I’ve laid out the details, now let’s put it all together—here’s how to increase energy for a workout in 5 steps, step by step:
3-4 Hours in Advance of Exercise
- Begin pre-hydrating.
2-3 Hours Before Your Workout
- Continue to up your fluid intake.
- Consume a carb-rich and protein meal.
1 Hour or Less Prior to Training
- Take your supplements.
- If you need to eat—snack-sized portions at this stage.
- Keep drinking frequently.
- Maintain regular fluid consumption throughout your workout (include electrolytes for sessions over a 30-minute duration).
- Top up your lost fluids—16-24 fl oz for every pound of body weight dropped.
- Take post-workout supplements.

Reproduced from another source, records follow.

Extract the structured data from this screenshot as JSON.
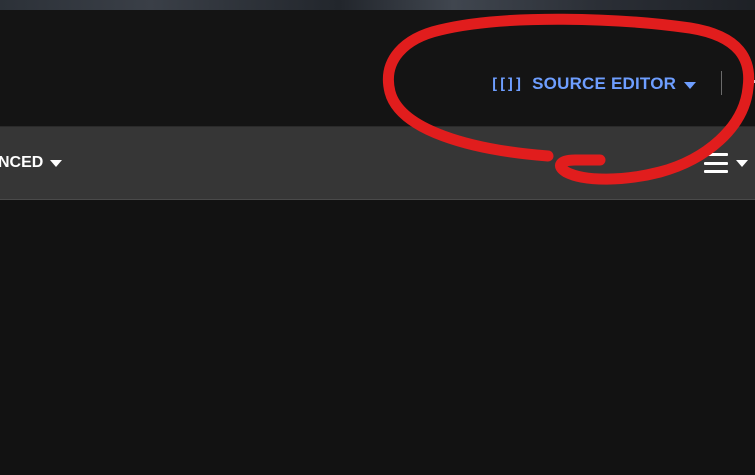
{
  "header": {
    "editor_switcher": {
      "icon": "source-brackets-icon",
      "icon_glyph": "[[]]",
      "label": "SOURCE EDITOR",
      "accent_color": "#6e9eff"
    }
  },
  "toolbar": {
    "advanced_label": "NCED",
    "toc_icon": "hamburger-icon"
  },
  "annotation": {
    "shape": "freehand-circle",
    "color": "#e11d1d",
    "target": "editor_switcher"
  }
}
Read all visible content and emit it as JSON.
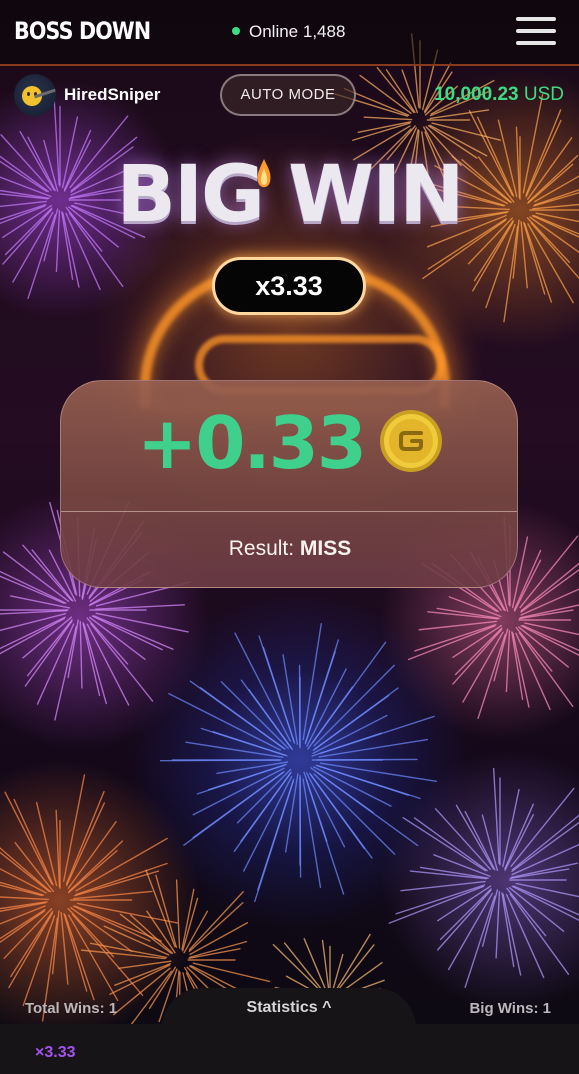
{
  "header": {
    "logo": "BOSS DOWN",
    "online_label": "Online 1,488",
    "online_color": "#3ddc84",
    "menu_icon": "hamburger-menu-icon"
  },
  "player": {
    "username": "HiredSniper",
    "avatar_icon": "sniper-avatar-icon",
    "auto_mode_label": "AUTO MODE",
    "balance_amount": "10,000.23",
    "balance_currency": "USD",
    "balance_color": "#3ddc84"
  },
  "banner": {
    "title": "BIG WIN",
    "multiplier": "x3.33"
  },
  "result": {
    "amount": "+0.33",
    "amount_color": "#3fd08e",
    "coin_icon": "gold-coin-icon",
    "result_label": "Result:",
    "result_value": "MISS"
  },
  "stats": {
    "total_wins": "Total Wins: 1",
    "statistics_label": "Statistics ^",
    "big_wins": "Big Wins: 1",
    "history": [
      "×3.33"
    ],
    "history_color": "#a552f0"
  }
}
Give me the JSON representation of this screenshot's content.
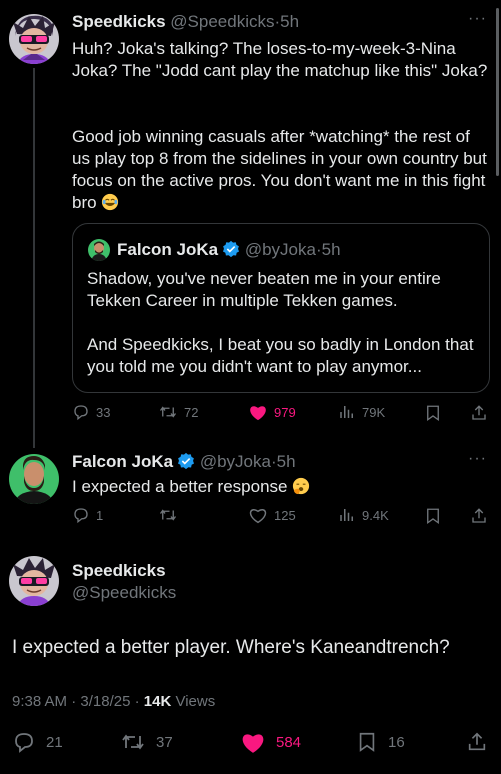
{
  "tweet1": {
    "name": "Speedkicks",
    "handle": "@Speedkicks",
    "time": "5h",
    "text_p1": "Huh? Joka's talking? The loses-to-my-week-3-Nina Joka? The \"Jodd cant play the matchup like this\" Joka?",
    "text_p2": "Good job winning casuals after *watching* the rest of us play top 8 from the sidelines in your own country but focus on the active pros. You don't want me in this fight bro",
    "emoji": "laughing-emoji",
    "quote": {
      "name": "Falcon JoKa",
      "handle": "@byJoka",
      "time": "5h",
      "text_p1": "Shadow, you've never beaten me in your entire Tekken Career in multiple Tekken games.",
      "text_p2": "And Speedkicks, I beat you so badly in London that you told me you didn't want to play anymor..."
    },
    "actions": {
      "replies": "33",
      "reposts": "72",
      "likes": "979",
      "views": "79K"
    }
  },
  "tweet2": {
    "name": "Falcon JoKa",
    "handle": "@byJoka",
    "time": "5h",
    "text": "I expected a better response",
    "emoji": "yawning-emoji",
    "actions": {
      "replies": "1",
      "reposts": "",
      "likes": "125",
      "views": "9.4K"
    }
  },
  "detail": {
    "name": "Speedkicks",
    "handle": "@Speedkicks",
    "text": "I expected a better player. Where's Kaneandtrench?",
    "time": "9:38 AM",
    "date": "3/18/25",
    "views_count": "14K",
    "views_label": "Views",
    "actions": {
      "replies": "21",
      "reposts": "37",
      "likes": "584",
      "bookmarks": "16"
    }
  },
  "colors": {
    "like": "#f91880",
    "verified": "#1d9bf0",
    "muted": "#71767b",
    "border": "#333639"
  },
  "separator": "·"
}
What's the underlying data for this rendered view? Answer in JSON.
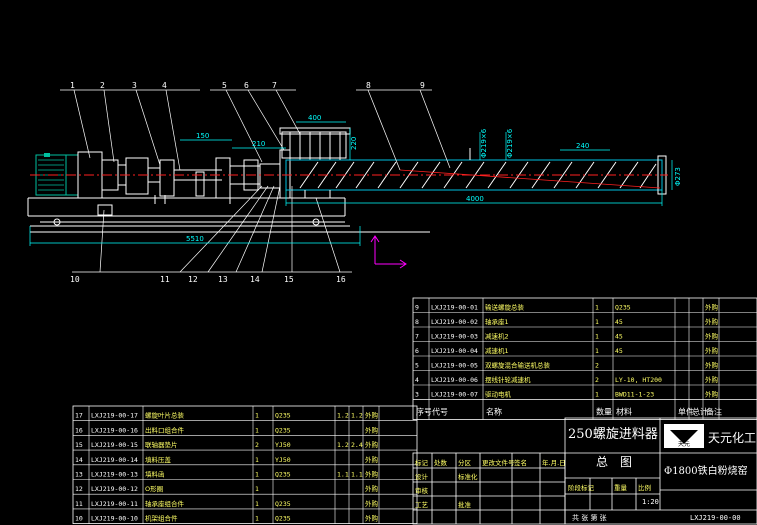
{
  "colors": {
    "background": "#000000",
    "outline": "#ffffff",
    "shaft": "#ff2020",
    "dimension": "#00ffff",
    "motor": "#00c0a0",
    "trough": "#00c0e0",
    "axis": "#ff00ff",
    "bom_text": "#ffff66"
  },
  "balloons": [
    "1",
    "2",
    "3",
    "4",
    "5",
    "6",
    "7",
    "8",
    "9",
    "10",
    "11",
    "12",
    "13",
    "14",
    "15",
    "16"
  ],
  "dims": {
    "d150": "150",
    "d210": "210",
    "d400": "400",
    "d240": "240",
    "d4000": "4000",
    "d5510": "5510",
    "d220": "220",
    "v1": "Φ219×6",
    "v2": "Φ219×6",
    "v3": "Φ273"
  },
  "parts_upper": {
    "rows": [
      {
        "no": "9",
        "code": "LXJ219-00-01",
        "name": "输送螺旋总装",
        "qty": "1",
        "mat": "Q235",
        "w1": "",
        "w2": "",
        "note": "外购"
      },
      {
        "no": "8",
        "code": "LXJ219-00-02",
        "name": "轴承座1",
        "qty": "1",
        "mat": "45",
        "w1": "",
        "w2": "",
        "note": "外购"
      },
      {
        "no": "7",
        "code": "LXJ219-00-03",
        "name": "减速机2",
        "qty": "1",
        "mat": "45",
        "w1": "",
        "w2": "",
        "note": "外购"
      },
      {
        "no": "6",
        "code": "LXJ219-00-04",
        "name": "减速机1",
        "qty": "1",
        "mat": "45",
        "w1": "",
        "w2": "",
        "note": "外购"
      },
      {
        "no": "5",
        "code": "LXJ219-00-05",
        "name": "双螺旋混合输送机总装",
        "qty": "2",
        "mat": "",
        "w1": "",
        "w2": "",
        "note": "外购"
      },
      {
        "no": "4",
        "code": "LXJ219-00-06",
        "name": "摆线针轮减速机",
        "qty": "2",
        "mat": "LY-10, HT200",
        "w1": "",
        "w2": "",
        "note": "外购"
      },
      {
        "no": "3",
        "code": "LXJ219-00-07",
        "name": "驱动电机",
        "qty": "1",
        "mat": "BWD11-1-23",
        "w1": "",
        "w2": "",
        "note": "外购"
      }
    ],
    "header": {
      "no": "序号",
      "code": "代号",
      "name": "名称",
      "qty": "数量",
      "mat": "材料",
      "w1": "单件",
      "w2": "总计",
      "note": "备注",
      "weight": "重量"
    }
  },
  "parts_lower": {
    "rows": [
      {
        "no": "17",
        "code": "LXJ219-00-17",
        "name": "螺旋叶片总装",
        "qty": "1",
        "mat": "Q235",
        "w1": "1.2",
        "w2": "1.2",
        "note": "外购"
      },
      {
        "no": "16",
        "code": "LXJ219-00-16",
        "name": "出料口组合件",
        "qty": "1",
        "mat": "Q235",
        "w1": "",
        "w2": "",
        "note": "外购"
      },
      {
        "no": "15",
        "code": "LXJ219-00-15",
        "name": "联轴器垫片",
        "qty": "2",
        "mat": "YJ50",
        "w1": "1.2",
        "w2": "2.4",
        "note": "外购"
      },
      {
        "no": "14",
        "code": "LXJ219-00-14",
        "name": "填料压盖",
        "qty": "1",
        "mat": "YJ50",
        "w1": "",
        "w2": "",
        "note": "外购"
      },
      {
        "no": "13",
        "code": "LXJ219-00-13",
        "name": "填料函",
        "qty": "1",
        "mat": "Q235",
        "w1": "1.1",
        "w2": "1.1",
        "note": "外购"
      },
      {
        "no": "12",
        "code": "LXJ219-00-12",
        "name": "O形圈",
        "qty": "1",
        "mat": "",
        "w1": "",
        "w2": "",
        "note": "外购"
      },
      {
        "no": "11",
        "code": "LXJ219-00-11",
        "name": "轴承座组合件",
        "qty": "1",
        "mat": "Q235",
        "w1": "",
        "w2": "",
        "note": "外购"
      },
      {
        "no": "10",
        "code": "LXJ219-00-10",
        "name": "机架组合件",
        "qty": "1",
        "mat": "Q235",
        "w1": "",
        "w2": "",
        "note": "外购"
      }
    ]
  },
  "title_block": {
    "product": "250螺旋进料器",
    "drawing": "总　图",
    "company": "天元化工",
    "logo_text": "天元",
    "customer": "Φ1800铁白粉烧窑",
    "drawing_no": "LXJ219-00-00",
    "scale": "1:20",
    "sheet": "共 张 第 张",
    "labels": [
      "标记",
      "处数",
      "分区",
      "更改文件号",
      "签名",
      "年.月.日",
      "设计",
      "标准化",
      "审核",
      "工艺",
      "批准",
      "阶段标记",
      "重量",
      "比例"
    ]
  }
}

- For high-intensity or endurance training sessions—eat a carb and protein-rich meal within an hour post-workout. Follow a 3:1 ratio (carb/protein) to replenish glycogen stores.
- For short or lighter sessions—a snack should be sufficient—within the hour.
Note: If you don’t have four hours prep time, the rule of thumb is—the closer to your workout, the lighter the meal should be.
What If I Still Can’t Increase Energy?
Has the thought occurred to you that you might be hitting your sessions too hard and too often?
To be brief—you need to take a break.
Don’t think “rest” days are for losers, instead consider them part of your plan. Give your body a chance to recuperate.
To increase your energy for a workout—follow this simple approach. However, if fatigue is still holding you back from reaching your goals, treat yourself to a training “vacation.”
By adopting healthier habits, you can expect to see an improvement in your energy levels—and consider taking supplements to give you a boost.
Sticking to these guides will help you achieve your goal physique and improve your overall health.